*Data provided*
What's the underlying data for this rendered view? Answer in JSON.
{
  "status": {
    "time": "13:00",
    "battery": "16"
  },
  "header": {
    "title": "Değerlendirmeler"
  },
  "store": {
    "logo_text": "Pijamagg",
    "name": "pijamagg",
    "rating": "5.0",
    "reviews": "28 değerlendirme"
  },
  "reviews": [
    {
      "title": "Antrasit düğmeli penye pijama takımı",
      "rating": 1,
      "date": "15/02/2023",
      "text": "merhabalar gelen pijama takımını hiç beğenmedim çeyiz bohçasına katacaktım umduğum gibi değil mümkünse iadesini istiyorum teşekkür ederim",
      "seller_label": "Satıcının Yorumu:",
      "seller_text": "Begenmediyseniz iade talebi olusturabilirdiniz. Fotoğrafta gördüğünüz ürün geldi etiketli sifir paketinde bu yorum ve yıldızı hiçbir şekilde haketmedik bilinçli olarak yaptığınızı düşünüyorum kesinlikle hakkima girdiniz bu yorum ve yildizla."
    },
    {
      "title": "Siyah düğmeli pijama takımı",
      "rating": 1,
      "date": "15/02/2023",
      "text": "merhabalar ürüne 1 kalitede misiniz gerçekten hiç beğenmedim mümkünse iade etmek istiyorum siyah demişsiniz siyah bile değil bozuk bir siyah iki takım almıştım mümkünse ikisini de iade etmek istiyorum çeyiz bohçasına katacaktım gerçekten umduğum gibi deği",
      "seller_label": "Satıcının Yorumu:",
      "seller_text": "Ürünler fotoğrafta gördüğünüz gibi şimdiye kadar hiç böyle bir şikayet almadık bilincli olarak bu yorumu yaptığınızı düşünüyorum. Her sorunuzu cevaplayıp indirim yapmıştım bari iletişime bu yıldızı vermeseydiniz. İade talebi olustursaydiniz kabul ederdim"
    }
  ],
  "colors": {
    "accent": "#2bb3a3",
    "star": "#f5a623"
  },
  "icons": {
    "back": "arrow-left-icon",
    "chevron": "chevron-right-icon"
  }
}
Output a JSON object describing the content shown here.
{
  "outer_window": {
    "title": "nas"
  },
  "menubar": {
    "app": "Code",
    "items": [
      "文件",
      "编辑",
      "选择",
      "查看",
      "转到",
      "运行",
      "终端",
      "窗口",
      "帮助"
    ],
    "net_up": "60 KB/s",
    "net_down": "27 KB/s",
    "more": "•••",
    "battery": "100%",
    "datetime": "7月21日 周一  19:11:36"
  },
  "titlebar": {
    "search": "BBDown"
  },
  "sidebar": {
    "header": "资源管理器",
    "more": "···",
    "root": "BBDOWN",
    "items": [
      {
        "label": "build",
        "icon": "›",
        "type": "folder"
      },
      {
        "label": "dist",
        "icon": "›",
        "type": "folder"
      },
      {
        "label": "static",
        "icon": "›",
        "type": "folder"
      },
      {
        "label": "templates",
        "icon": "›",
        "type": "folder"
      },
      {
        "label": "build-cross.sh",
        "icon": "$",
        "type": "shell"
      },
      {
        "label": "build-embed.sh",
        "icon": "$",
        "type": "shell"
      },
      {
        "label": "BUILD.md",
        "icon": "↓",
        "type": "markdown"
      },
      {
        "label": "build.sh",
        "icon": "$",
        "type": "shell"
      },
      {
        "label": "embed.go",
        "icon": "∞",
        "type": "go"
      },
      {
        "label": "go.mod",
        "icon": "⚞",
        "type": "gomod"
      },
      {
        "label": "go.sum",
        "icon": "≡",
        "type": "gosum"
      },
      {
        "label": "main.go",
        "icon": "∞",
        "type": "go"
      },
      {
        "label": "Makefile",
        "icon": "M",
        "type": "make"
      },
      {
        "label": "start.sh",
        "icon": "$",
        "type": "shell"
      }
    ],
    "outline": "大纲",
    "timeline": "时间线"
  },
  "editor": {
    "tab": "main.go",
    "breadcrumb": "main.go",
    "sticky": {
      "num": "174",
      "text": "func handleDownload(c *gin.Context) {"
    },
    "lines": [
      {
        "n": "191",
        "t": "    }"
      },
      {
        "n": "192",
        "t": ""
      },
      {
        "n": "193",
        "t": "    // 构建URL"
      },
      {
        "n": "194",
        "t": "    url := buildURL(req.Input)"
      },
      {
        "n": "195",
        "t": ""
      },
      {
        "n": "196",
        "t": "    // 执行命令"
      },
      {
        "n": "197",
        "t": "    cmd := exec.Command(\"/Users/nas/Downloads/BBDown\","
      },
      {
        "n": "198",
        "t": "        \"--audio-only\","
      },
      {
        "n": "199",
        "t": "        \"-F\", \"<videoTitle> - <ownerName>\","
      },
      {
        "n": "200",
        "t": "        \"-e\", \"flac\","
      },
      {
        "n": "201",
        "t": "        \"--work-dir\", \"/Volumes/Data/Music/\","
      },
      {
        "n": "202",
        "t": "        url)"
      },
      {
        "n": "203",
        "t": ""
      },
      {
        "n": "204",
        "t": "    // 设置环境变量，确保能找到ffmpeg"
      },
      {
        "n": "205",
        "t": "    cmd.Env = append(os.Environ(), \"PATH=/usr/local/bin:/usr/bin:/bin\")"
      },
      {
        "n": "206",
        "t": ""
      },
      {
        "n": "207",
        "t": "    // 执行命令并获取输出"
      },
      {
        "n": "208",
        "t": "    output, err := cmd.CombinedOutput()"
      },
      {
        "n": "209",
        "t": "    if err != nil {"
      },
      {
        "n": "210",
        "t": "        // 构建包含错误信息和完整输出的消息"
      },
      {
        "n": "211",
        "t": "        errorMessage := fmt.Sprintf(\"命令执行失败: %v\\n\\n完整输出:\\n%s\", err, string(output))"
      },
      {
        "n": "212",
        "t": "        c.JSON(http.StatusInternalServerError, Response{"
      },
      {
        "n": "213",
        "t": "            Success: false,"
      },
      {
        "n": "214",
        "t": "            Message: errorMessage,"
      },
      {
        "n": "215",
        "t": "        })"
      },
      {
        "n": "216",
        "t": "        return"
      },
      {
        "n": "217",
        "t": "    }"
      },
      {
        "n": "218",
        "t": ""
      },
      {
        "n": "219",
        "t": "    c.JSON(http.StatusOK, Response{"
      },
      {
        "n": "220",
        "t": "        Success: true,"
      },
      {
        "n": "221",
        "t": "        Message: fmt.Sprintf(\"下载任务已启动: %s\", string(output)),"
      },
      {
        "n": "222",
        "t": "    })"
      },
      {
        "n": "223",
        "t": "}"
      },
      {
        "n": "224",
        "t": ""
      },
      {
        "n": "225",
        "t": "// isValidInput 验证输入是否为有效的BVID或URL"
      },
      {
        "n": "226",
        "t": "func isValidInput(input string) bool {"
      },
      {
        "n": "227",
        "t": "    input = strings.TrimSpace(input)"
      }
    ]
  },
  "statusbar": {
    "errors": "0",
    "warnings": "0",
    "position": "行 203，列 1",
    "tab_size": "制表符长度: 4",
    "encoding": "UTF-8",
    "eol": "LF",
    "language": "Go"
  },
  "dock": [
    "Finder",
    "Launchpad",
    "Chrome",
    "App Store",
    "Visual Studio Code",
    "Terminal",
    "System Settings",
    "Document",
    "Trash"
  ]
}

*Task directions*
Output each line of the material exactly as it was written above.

*Task solution*
What's the underlying data for this rendered view? Answer in JSON.
{
  "status": {
    "time": "13:00",
    "battery": "16"
  },
  "header": {
    "title": "Değerlendirmeler"
  },
  "store": {
    "logo_text": "Pijamagg",
    "name": "pijamagg",
    "rating": "5.0",
    "reviews": "28 değerlendirme"
  },
  "reviews": [
    {
      "title": "Antrasit düğmeli penye pijama takımı",
      "rating": 1,
      "date": "15/02/2023",
      "text": "merhabalar gelen pijama takımını hiç beğenmedim çeyiz bohçasına katacaktım umduğum gibi değil mümkünse iadesini istiyorum teşekkür ederim",
      "seller_label": "Satıcının Yorumu:",
      "seller_text": "Begenmediyseniz iade talebi olusturabilirdiniz. Fotoğrafta gördüğünüz ürün geldi etiketli sifir paketinde bu yorum ve yıldızı hiçbir şekilde haketmedik bilinçli olarak yaptığınızı düşünüyorum kesinlikle hakkima girdiniz bu yorum ve yildizla."
    },
    {
      "title": "Siyah düğmeli pijama takımı",
      "rating": 1,
      "date": "15/02/2023",
      "text": "merhabalar ürüne 1 kalitede misiniz gerçekten hiç beğenmedim mümkünse iade etmek istiyorum siyah demişsiniz siyah bile değil bozuk bir siyah iki takım almıştım mümkünse ikisini de iade etmek istiyorum çeyiz bohçasına katacaktım gerçekten umduğum gibi deği",
      "seller_label": "Satıcının Yorumu:",
      "seller_text": "Ürünler fotoğrafta gördüğünüz gibi şimdiye kadar hiç böyle bir şikayet almadık bilincli olarak bu yorumu yaptığınızı düşünüyorum. Her sorunuzu cevaplayıp indirim yapmıştım bari iletişime bu yıldızı vermeseydiniz. İade talebi olustursaydiniz kabul ederdim"
    }
  ],
  "colors": {
    "accent": "#2bb3a3",
    "star": "#f5a623"
  },
  "icons": {
    "back": "arrow-left-icon",
    "chevron": "chevron-right-icon"
  }
}
Output a JSON object describing the content shown here.
{
  "outer_window": {
    "title": "nas"
  },
  "menubar": {
    "app": "Code",
    "items": [
      "文件",
      "编辑",
      "选择",
      "查看",
      "转到",
      "运行",
      "终端",
      "窗口",
      "帮助"
    ],
    "net_up": "60 KB/s",
    "net_down": "27 KB/s",
    "more": "•••",
    "battery": "100%",
    "datetime": "7月21日 周一  19:11:36"
  },
  "titlebar": {
    "search": "BBDown"
  },
  "sidebar": {
    "header": "资源管理器",
    "more": "···",
    "root": "BBDOWN",
    "items": [
      {
        "label": "build",
        "icon": "›",
        "type": "folder"
      },
      {
        "label": "dist",
        "icon": "›",
        "type": "folder"
      },
      {
        "label": "static",
        "icon": "›",
        "type": "folder"
      },
      {
        "label": "templates",
        "icon": "›",
        "type": "folder"
      },
      {
        "label": "build-cross.sh",
        "icon": "$",
        "type": "shell"
      },
      {
        "label": "build-embed.sh",
        "icon": "$",
        "type": "shell"
      },
      {
        "label": "BUILD.md",
        "icon": "↓",
        "type": "markdown"
      },
      {
        "label": "build.sh",
        "icon": "$",
        "type": "shell"
      },
      {
        "label": "embed.go",
        "icon": "∞",
        "type": "go"
      },
      {
        "label": "go.mod",
        "icon": "⚞",
        "type": "gomod"
      },
      {
        "label": "go.sum",
        "icon": "≡",
        "type": "gosum"
      },
      {
        "label": "main.go",
        "icon": "∞",
        "type": "go"
      },
      {
        "label": "Makefile",
        "icon": "M",
        "type": "make"
      },
      {
        "label": "start.sh",
        "icon": "$",
        "type": "shell"
      }
    ],
    "outline": "大纲",
    "timeline": "时间线"
  },
  "editor": {
    "tab": "main.go",
    "breadcrumb": "main.go",
    "sticky": {
      "num": "174",
      "text": "func handleDownload(c *gin.Context) {"
    },
    "lines": [
      {
        "n": "191",
        "t": "    }"
      },
      {
        "n": "192",
        "t": ""
      },
      {
        "n": "193",
        "t": "    // 构建URL"
      },
      {
        "n": "194",
        "t": "    url := buildURL(req.Input)"
      },
      {
        "n": "195",
        "t": ""
      },
      {
        "n": "196",
        "t": "    // 执行命令"
      },
      {
        "n": "197",
        "t": "    cmd := exec.Command(\"/Users/nas/Downloads/BBDown\","
      },
      {
        "n": "198",
        "t": "        \"--audio-only\","
      },
      {
        "n": "199",
        "t": "        \"-F\", \"<videoTitle> - <ownerName>\","
      },
      {
        "n": "200",
        "t": "        \"-e\", \"flac\","
      },
      {
        "n": "201",
        "t": "        \"--work-dir\", \"/Volumes/Data/Music/\","
      },
      {
        "n": "202",
        "t": "        url)"
      },
      {
        "n": "203",
        "t": ""
      },
      {
        "n": "204",
        "t": "    // 设置环境变量，确保能找到ffmpeg"
      },
      {
        "n": "205",
        "t": "    cmd.Env = append(os.Environ(), \"PATH=/usr/local/bin:/usr/bin:/bin\")"
      },
      {
        "n": "206",
        "t": ""
      },
      {
        "n": "207",
        "t": "    // 执行命令并获取输出"
      },
      {
        "n": "208",
        "t": "    output, err := cmd.CombinedOutput()"
      },
      {
        "n": "209",
        "t": "    if err != nil {"
      },
      {
        "n": "210",
        "t": "        // 构建包含错误信息和完整输出的消息"
      },
      {
        "n": "211",
        "t": "        errorMessage := fmt.Sprintf(\"命令执行失败: %v\\n\\n完整输出:\\n%s\", err, string(output))"
      },
      {
        "n": "212",
        "t": "        c.JSON(http.StatusInternalServerError, Response{"
      },
      {
        "n": "213",
        "t": "            Success: false,"
      },
      {
        "n": "214",
        "t": "            Message: errorMessage,"
      },
      {
        "n": "215",
        "t": "        })"
      },
      {
        "n": "216",
        "t": "        return"
      },
      {
        "n": "217",
        "t": "    }"
      },
      {
        "n": "218",
        "t": ""
      },
      {
        "n": "219",
        "t": "    c.JSON(http.StatusOK, Response{"
      },
      {
        "n": "220",
        "t": "        Success: true,"
      },
      {
        "n": "221",
        "t": "        Message: fmt.Sprintf(\"下载任务已启动: %s\", string(output)),"
      },
      {
        "n": "222",
        "t": "    })"
      },
      {
        "n": "223",
        "t": "}"
      },
      {
        "n": "224",
        "t": ""
      },
      {
        "n": "225",
        "t": "// isValidInput 验证输入是否为有效的BVID或URL"
      },
      {
        "n": "226",
        "t": "func isValidInput(input string) bool {"
      },
      {
        "n": "227",
        "t": "    input = strings.TrimSpace(input)"
      }
    ]
  },
  "statusbar": {
    "errors": "0",
    "warnings": "0",
    "position": "行 203，列 1",
    "tab_size": "制表符长度: 4",
    "encoding": "UTF-8",
    "eol": "LF",
    "language": "Go"
  },
  "dock": [
    "Finder",
    "Launchpad",
    "Chrome",
    "App Store",
    "Visual Studio Code",
    "Terminal",
    "System Settings",
    "Document",
    "Trash"
  ]
}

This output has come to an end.